They target transactional keywords and it’s in your best interest that they are positioned on Google because they will attract traffic with buying potential. Get started:

  • Avoid duplicate content: try not to repeat descriptions or automatically include those given to you by the manufacturer. It’s highly possible that other stores have exactly the same text and Google will think it’s duplicate content, so your store will get a penalty. Create your own content.
  • Watch over the title and description: use copywriting (the art of writing to sell) to compel the user to click on your link.

If you want to go in depth, here you can learn about how to optimize product descriptions (not only for SEO in Shopify). 

✅ 7. Optimize your images

If your images are too large or heavy, they will slow down your website. As we’ve mentioned before, this is not good for positioning.

Here’s a post about image optimization for you to take a look; however, once more we’ll tell you the basics here so you can make SEO-friendly images:

  • Use the ALT tag: among the image settings, there’s a section named ‘alternative text’. This is meant for people that use a reading assistant, but it is also a tag Google reads and one you can make the most of to introduce your keyword.
  • Adjust the size: go to your product card settings; you’ll see the default size of product images.
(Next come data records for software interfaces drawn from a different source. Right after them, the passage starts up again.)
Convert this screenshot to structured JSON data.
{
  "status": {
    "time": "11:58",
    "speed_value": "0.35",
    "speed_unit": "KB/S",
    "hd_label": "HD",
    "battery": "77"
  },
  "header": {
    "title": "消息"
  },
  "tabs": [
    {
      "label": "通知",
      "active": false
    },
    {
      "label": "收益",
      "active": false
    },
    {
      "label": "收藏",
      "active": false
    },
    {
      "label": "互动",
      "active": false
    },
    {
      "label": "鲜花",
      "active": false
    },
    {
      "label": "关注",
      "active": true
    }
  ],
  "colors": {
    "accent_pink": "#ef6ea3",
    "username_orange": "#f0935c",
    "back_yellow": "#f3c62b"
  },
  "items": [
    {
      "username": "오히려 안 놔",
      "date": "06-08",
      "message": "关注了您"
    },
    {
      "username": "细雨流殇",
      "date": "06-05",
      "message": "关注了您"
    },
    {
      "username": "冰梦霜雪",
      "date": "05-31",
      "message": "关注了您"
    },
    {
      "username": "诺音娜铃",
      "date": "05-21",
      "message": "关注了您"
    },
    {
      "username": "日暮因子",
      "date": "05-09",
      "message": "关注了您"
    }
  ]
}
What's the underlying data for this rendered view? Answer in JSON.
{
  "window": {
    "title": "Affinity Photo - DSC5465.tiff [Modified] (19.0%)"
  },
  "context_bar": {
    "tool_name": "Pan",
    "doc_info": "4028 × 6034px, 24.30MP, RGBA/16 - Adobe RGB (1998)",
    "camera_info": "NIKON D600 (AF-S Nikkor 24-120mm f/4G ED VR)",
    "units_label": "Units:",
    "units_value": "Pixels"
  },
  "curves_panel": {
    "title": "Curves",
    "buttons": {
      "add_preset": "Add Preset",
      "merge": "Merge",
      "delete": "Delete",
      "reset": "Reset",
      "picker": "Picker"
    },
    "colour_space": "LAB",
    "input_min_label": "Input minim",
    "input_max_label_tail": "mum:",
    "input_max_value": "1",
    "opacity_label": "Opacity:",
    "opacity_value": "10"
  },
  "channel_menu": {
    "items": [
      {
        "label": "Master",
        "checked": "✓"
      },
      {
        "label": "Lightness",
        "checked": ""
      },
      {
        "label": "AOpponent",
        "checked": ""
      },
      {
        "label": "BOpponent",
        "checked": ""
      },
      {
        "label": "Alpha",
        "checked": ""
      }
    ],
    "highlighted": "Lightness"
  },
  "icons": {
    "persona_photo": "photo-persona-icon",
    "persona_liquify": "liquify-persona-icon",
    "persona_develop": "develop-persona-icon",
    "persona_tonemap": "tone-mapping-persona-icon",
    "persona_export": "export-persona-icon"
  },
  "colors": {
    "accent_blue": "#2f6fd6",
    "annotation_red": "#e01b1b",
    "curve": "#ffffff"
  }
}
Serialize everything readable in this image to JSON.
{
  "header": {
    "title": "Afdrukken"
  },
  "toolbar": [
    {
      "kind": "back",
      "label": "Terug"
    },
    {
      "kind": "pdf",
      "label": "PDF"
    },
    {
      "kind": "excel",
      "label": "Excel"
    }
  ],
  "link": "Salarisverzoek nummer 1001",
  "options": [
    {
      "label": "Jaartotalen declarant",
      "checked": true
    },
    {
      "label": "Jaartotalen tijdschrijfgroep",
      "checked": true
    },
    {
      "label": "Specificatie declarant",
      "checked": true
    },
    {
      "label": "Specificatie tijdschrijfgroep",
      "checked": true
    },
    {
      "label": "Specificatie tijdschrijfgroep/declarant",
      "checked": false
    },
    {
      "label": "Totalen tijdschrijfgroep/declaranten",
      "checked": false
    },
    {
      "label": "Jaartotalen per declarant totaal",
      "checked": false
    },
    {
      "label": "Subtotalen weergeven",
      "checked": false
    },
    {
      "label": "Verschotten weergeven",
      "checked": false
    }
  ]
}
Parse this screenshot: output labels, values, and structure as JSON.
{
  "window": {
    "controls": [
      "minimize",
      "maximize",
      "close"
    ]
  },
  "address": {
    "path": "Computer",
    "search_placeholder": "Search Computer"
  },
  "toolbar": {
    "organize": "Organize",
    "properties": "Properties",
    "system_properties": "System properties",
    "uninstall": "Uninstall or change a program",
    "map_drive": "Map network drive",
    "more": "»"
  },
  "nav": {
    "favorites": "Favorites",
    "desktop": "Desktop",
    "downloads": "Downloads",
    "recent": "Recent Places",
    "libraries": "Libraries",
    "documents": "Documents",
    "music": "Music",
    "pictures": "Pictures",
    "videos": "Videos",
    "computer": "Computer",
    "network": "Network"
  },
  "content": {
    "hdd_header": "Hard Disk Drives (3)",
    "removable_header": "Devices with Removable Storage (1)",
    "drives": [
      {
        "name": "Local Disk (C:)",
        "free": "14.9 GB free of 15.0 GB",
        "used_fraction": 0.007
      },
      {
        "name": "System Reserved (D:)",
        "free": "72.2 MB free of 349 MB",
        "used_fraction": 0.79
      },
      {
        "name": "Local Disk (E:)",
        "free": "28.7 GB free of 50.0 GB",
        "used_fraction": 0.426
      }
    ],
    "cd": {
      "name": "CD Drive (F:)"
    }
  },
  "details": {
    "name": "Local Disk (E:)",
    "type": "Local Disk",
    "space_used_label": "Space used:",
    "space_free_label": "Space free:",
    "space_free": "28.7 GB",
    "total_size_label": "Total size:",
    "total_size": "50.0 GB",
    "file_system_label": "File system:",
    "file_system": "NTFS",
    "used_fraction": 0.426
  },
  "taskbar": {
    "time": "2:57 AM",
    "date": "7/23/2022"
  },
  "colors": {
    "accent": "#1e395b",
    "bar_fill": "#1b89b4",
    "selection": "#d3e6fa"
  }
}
Why do you need to know this? Because if you know that your images will be displayed at 300×300 pixels, there’s no need for you to upload a larger size. That would be taking up space you don’t need thus increasing the loading speed.
  • Reduce image weight: we don’t want our picture to lose quality, but we don’t want it to take up more space than necessary. Ideally, images should be 70KB or 100KB, not more.

Are you in need for some tools to optimize images’ size and weight?

We recommend iLoveIMG; it will allow you to redimension the image by compressing it and even change its format if you need to, add watermarks, edit it, etc.

✅ 8. Avoid error 404 pages

Error 404 pages appear when the URL we want to access is not available at the time or it doesn’t exist.

If Google’s spiders detect too many error pages on your store, they can conclude that the page does not have adequate maintenance and they will worsen your ranking. So be very careful about this.

Besides, what happens when a user accesses a website and they get a 404 error?

They automatically hit ‘back’. This means that your bounce rate will be higher; in other words, more people will leave your website without making a single click. Once more, Google will interpret that as user experience being poor.

How to avoid that?

Use free tools such as W3C Link Checker to identify the URLs that can generate an error and therefore fix it.

👉 ¿Are you ready to apply this all to your Shopify Store?

You already know the SEO basics and are ready to apply them.

Even if you won’t notice the changes immediately, —if properly implemented— you will start getting free traffic and will depend less and less on online ads.

If you want to learn more about SEO, these posts can be useful for you:

Are you good to go now?